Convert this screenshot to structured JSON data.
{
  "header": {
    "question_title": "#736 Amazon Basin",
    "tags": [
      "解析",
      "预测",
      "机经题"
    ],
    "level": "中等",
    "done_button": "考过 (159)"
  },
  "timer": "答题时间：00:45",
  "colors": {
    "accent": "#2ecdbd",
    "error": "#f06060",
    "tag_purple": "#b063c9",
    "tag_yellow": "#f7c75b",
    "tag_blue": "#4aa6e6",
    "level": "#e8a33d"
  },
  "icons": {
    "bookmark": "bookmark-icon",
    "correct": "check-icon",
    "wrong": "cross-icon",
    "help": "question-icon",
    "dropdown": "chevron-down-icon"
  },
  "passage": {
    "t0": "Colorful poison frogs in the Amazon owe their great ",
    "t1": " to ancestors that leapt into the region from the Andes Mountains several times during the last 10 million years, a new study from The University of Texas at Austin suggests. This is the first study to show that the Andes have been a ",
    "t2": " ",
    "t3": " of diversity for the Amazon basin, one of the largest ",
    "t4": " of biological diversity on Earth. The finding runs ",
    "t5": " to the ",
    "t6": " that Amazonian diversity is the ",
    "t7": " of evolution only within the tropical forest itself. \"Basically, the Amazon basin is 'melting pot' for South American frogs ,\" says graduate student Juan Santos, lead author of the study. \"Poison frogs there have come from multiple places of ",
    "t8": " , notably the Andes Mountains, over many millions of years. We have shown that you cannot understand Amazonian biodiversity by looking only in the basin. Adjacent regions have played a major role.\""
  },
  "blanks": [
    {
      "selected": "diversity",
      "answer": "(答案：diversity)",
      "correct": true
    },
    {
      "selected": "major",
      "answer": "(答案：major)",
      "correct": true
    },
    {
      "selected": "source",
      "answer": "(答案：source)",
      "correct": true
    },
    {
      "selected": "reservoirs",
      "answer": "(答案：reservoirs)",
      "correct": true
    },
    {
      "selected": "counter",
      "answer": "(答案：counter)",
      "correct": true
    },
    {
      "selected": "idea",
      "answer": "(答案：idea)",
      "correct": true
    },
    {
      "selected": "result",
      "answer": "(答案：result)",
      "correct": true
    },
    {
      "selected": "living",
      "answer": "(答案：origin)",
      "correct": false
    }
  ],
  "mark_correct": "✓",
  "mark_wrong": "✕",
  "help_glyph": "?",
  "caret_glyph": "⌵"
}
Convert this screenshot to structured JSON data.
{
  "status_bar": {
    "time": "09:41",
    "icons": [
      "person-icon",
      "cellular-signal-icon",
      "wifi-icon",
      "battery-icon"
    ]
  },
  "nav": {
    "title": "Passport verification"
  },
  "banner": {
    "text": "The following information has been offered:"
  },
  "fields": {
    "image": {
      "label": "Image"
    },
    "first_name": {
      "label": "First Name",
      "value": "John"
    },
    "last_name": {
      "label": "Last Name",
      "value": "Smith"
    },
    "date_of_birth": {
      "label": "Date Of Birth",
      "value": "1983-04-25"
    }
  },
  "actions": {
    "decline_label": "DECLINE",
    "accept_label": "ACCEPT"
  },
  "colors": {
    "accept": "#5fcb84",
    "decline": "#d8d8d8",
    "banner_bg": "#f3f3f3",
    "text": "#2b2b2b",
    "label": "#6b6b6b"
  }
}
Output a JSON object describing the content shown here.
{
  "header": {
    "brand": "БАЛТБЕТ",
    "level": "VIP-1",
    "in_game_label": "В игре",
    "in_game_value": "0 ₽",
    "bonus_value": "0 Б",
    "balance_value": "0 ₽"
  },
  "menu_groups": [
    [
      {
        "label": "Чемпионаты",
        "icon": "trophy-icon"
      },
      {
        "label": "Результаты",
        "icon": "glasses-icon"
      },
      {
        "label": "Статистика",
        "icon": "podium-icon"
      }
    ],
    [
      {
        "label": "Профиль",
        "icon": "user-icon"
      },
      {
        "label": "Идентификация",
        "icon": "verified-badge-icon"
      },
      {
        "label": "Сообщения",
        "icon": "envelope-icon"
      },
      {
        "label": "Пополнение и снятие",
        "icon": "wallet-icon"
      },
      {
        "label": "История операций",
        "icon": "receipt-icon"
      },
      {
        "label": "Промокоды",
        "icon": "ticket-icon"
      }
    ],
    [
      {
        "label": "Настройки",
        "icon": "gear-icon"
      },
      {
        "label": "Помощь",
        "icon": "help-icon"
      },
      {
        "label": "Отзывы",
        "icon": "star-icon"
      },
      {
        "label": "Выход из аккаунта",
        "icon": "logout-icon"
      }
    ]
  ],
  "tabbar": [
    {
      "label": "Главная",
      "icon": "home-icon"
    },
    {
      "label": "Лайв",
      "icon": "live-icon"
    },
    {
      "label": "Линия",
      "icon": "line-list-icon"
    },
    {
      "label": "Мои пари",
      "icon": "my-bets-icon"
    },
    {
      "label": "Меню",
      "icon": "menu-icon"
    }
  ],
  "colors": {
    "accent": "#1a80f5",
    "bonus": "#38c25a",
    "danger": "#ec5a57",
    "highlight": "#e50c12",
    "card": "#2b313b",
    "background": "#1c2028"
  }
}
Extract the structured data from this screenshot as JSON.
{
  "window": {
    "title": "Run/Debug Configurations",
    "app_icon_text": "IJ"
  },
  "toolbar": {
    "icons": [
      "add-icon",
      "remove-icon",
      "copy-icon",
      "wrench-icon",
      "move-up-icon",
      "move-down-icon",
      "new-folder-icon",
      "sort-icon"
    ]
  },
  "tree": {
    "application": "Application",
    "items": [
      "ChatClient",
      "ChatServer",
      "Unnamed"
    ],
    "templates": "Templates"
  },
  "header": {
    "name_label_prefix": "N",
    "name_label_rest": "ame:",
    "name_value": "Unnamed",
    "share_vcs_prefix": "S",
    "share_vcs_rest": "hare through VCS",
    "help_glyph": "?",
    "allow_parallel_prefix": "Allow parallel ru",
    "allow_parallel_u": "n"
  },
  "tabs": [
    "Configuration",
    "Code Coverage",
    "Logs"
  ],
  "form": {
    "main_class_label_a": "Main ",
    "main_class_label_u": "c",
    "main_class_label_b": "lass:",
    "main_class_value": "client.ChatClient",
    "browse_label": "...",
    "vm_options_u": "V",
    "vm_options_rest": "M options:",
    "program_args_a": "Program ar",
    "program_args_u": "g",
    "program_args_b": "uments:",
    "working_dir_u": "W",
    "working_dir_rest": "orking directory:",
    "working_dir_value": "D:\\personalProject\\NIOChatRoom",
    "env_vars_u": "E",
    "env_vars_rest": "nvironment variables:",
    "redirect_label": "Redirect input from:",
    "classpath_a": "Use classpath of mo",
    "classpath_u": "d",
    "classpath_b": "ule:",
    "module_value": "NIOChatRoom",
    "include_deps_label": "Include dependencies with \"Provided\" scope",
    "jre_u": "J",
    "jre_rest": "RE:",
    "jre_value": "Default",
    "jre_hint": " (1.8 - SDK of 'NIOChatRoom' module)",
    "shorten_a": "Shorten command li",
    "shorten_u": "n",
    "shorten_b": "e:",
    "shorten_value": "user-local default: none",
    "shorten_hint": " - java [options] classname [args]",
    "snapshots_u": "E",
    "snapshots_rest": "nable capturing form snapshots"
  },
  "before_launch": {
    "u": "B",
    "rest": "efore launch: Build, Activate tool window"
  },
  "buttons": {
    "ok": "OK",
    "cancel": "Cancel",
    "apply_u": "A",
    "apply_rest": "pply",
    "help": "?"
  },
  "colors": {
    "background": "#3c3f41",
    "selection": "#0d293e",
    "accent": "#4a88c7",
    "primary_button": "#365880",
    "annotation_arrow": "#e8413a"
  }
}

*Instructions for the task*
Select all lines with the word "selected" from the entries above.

*Answer for this exercise*
      "selected": "diversity",
      "selected": "major",
      "selected": "source",
      "selected": "reservoirs",
      "selected": "counter",
      "selected": "idea",
      "selected": "result",
      "selected": "living",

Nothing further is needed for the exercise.